#### [WHAT YOU SHOULD DO]
From the records below, copy every line that contains the word "error".

#### [EXTRACTED DATA]
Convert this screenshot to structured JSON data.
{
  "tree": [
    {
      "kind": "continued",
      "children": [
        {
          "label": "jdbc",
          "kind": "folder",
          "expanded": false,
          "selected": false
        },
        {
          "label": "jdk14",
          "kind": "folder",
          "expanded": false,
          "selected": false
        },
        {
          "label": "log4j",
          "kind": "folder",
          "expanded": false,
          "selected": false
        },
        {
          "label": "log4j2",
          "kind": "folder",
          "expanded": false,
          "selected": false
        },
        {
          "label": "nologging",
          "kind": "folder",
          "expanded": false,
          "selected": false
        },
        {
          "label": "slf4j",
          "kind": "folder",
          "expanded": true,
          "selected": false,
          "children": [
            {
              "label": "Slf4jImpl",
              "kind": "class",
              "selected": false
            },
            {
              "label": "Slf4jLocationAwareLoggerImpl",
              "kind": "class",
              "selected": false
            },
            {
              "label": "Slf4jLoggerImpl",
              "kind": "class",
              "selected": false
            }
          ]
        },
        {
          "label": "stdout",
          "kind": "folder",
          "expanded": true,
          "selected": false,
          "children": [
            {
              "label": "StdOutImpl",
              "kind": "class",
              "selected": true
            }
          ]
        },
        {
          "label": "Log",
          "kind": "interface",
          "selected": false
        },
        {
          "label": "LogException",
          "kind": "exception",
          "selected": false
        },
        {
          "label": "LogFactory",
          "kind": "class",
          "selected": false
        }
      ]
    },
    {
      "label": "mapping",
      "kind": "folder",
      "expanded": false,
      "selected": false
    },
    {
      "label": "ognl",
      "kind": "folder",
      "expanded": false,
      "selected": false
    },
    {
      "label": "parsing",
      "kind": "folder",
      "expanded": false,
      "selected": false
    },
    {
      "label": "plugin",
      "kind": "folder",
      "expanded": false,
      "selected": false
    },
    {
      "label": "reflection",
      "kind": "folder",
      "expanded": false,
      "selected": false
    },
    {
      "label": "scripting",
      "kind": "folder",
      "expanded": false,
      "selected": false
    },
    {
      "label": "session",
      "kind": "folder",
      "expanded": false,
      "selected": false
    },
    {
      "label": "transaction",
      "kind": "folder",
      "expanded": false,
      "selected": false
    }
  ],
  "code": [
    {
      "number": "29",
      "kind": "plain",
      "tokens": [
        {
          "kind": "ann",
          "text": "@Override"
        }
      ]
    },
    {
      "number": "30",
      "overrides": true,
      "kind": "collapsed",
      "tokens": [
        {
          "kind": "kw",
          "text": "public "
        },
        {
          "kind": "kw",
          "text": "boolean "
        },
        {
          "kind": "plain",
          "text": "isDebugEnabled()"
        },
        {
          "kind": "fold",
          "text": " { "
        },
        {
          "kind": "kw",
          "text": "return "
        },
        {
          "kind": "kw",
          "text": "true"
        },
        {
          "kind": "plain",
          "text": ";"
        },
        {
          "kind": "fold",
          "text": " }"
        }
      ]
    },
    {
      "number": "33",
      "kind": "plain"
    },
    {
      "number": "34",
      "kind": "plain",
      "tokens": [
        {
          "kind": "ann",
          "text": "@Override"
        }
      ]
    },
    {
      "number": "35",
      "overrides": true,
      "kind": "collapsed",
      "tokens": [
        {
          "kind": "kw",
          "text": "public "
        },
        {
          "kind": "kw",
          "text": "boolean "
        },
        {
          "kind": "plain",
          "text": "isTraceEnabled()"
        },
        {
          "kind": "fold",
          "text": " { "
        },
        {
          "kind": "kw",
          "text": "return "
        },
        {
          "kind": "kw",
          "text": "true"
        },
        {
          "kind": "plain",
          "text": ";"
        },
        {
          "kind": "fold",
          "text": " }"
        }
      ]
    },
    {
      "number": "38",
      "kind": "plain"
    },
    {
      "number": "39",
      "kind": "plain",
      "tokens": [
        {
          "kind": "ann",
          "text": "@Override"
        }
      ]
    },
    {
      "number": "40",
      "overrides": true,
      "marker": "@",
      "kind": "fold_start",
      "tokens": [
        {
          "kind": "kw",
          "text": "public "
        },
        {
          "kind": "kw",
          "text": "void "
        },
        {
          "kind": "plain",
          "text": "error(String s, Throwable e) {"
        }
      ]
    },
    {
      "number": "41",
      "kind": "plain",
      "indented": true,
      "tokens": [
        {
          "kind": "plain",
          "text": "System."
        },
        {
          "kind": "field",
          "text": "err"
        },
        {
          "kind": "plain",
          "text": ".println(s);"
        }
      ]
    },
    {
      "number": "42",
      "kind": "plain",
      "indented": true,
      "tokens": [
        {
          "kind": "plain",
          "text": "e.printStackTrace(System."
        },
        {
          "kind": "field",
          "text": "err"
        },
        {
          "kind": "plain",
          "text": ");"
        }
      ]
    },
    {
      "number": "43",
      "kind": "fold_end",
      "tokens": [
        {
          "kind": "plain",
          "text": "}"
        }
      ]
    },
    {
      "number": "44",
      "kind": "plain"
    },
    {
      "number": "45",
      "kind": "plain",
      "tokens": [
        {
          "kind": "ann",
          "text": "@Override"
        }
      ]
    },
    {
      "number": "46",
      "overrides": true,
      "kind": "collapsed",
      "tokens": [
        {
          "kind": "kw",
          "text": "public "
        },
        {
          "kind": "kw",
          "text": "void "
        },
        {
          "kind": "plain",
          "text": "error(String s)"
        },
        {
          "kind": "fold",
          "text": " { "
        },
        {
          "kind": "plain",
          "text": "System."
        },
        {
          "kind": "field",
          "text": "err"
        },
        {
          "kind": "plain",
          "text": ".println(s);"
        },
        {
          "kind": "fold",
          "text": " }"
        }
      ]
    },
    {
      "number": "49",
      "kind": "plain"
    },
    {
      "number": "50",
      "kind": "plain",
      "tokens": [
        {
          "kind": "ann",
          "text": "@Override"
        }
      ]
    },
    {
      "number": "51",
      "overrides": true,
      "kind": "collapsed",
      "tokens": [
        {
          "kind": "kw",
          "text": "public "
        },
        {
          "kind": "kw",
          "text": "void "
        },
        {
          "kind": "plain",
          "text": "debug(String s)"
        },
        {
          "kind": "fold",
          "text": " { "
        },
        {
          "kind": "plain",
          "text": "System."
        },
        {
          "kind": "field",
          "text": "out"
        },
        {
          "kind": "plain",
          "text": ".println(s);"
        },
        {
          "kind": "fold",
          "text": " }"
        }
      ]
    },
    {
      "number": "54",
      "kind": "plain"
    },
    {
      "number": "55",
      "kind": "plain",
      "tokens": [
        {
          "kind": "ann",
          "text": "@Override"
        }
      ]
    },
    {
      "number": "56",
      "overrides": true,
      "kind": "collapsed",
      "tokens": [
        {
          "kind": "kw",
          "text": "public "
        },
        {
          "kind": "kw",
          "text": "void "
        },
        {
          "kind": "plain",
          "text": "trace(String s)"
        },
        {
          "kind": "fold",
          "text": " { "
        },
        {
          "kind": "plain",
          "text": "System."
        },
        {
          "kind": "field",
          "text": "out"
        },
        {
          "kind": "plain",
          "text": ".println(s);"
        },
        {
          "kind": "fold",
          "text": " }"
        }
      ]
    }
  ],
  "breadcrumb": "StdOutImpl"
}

#### [COMPLETED EXERCISE]
          "text": "error(String s, Throwable e) {"
          "text": "error(String s)"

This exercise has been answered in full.